Postel, J., "Transmission Control Protocol", RFC 793, DOI 10.17487/RFC0793, , <>.
Deering, S. and R. Hinden, "Internet Protocol, Version 6 (IPv6) Specification", STD 86, RFC 8200, DOI 10.17487/RFC8200, , <>.
Nottingham, M., "Well-Known Uniform Resource Identifiers (URIs)", RFC 8615, DOI 10.17487/RFC8615, , <>.
Foudil, E. and Y. Shafranovich, "A File Format to Aid in Security Vulnerability Disclosure", RFC 9116, DOI 10.17487/RFC9116, , <>.

8.2. Informative References

Beverly, R., "Yarrp’ing the Internet Randomized High-Speed Active Topology Discovery", DOI 10.1145/2987443.2987479, , <>.
Beverly, R., Durairajan, R., Plonka, D., and J.P. Rohrer, "In the IP of the Beholder Strategies for Active IPv6 Topology Discovery", DOI 10.1145/3278532.3278559, , <>.
Donnet, B., Raoult, P., Friedman, T., and M. Crovella, "Efficient Algorithms for Large-Scale Topology Discovery", DOI 10.1145/1071690.1064256, , <>.
Davies, E., Krishnan, S., and P. Savola, "IPv6 Transition/Co-existence Security Considerations", RFC 4942, DOI 10.17487/RFC4942, , <>.
Gont, F., Linkova, J., Chown, T., and W. Liu, "Observations on the Dropping of Packets with IPv6 Extension Headers in the Real World", RFC 7872, DOI 10.17487/RFC7872, , <>.


The authors would like to thank Alain Fiocco, Fernando Gont, Ted Hardie, Mehdi Kouhen, and Mark Townsley for helpful discussions as well as Raphael Leas for an early implementation.

Authors' Addresses

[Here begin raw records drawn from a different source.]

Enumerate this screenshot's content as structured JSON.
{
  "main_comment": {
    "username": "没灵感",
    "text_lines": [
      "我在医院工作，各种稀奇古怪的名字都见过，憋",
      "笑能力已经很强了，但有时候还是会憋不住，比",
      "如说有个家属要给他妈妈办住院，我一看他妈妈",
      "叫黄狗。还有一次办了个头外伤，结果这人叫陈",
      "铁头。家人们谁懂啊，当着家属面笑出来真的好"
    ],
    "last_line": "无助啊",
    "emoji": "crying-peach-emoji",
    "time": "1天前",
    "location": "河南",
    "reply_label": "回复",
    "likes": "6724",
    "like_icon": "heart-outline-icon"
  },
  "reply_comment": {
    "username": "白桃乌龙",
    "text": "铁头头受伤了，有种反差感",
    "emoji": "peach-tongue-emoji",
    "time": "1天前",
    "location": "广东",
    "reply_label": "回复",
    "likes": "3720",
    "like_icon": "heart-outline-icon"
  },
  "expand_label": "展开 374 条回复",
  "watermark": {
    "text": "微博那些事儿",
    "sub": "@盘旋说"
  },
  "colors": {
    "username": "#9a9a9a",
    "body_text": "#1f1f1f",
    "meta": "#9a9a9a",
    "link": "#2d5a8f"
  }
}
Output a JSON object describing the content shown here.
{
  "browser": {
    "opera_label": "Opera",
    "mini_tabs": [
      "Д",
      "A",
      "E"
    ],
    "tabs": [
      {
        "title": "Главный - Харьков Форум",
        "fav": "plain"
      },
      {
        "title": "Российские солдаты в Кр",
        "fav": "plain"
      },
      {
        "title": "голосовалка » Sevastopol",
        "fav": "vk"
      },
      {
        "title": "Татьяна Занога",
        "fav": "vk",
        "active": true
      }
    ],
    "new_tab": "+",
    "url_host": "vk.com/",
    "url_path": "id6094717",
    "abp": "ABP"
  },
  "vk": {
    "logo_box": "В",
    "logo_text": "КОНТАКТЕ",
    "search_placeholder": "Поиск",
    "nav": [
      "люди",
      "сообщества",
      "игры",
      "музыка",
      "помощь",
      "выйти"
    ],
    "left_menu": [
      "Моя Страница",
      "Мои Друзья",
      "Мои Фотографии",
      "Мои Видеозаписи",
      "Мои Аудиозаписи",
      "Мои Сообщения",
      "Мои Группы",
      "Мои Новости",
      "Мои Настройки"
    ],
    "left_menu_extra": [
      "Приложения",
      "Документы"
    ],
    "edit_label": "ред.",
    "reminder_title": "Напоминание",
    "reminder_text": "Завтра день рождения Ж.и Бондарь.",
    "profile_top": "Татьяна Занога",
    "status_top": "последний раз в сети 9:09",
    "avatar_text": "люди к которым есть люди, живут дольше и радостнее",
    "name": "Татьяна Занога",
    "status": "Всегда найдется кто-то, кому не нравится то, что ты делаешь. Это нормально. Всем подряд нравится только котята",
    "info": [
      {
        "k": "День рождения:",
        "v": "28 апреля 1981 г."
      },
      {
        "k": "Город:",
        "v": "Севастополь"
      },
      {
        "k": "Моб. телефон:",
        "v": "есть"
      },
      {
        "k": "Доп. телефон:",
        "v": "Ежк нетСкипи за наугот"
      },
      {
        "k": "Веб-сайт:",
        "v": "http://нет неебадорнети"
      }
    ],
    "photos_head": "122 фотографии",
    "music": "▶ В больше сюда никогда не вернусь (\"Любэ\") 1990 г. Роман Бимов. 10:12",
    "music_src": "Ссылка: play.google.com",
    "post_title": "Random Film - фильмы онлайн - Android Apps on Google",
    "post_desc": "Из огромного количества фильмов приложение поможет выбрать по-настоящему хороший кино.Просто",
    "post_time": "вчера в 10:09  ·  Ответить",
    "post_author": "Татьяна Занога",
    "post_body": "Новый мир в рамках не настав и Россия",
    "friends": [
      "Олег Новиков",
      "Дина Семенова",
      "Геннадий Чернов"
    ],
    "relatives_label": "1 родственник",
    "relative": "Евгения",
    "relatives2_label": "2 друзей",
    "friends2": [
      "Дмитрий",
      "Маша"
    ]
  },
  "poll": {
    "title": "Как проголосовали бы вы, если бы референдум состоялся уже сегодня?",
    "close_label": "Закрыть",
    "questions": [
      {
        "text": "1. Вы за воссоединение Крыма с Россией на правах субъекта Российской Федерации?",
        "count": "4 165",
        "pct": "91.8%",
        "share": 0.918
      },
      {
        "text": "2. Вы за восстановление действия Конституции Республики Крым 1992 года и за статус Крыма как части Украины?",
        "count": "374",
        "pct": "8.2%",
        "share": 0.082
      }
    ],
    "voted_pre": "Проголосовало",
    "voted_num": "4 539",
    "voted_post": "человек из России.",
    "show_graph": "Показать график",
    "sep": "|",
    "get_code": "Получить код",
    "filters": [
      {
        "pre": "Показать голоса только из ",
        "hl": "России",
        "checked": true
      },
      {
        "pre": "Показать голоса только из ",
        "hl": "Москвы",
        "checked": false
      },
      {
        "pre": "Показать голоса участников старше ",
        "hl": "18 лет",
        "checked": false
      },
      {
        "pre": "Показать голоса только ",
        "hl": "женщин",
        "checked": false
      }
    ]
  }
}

Éric Vyncke
De Kleetlaan 64
1831 Diegem
Benoît Donnet
Université de Liège
Justin Iurman
Université de Liège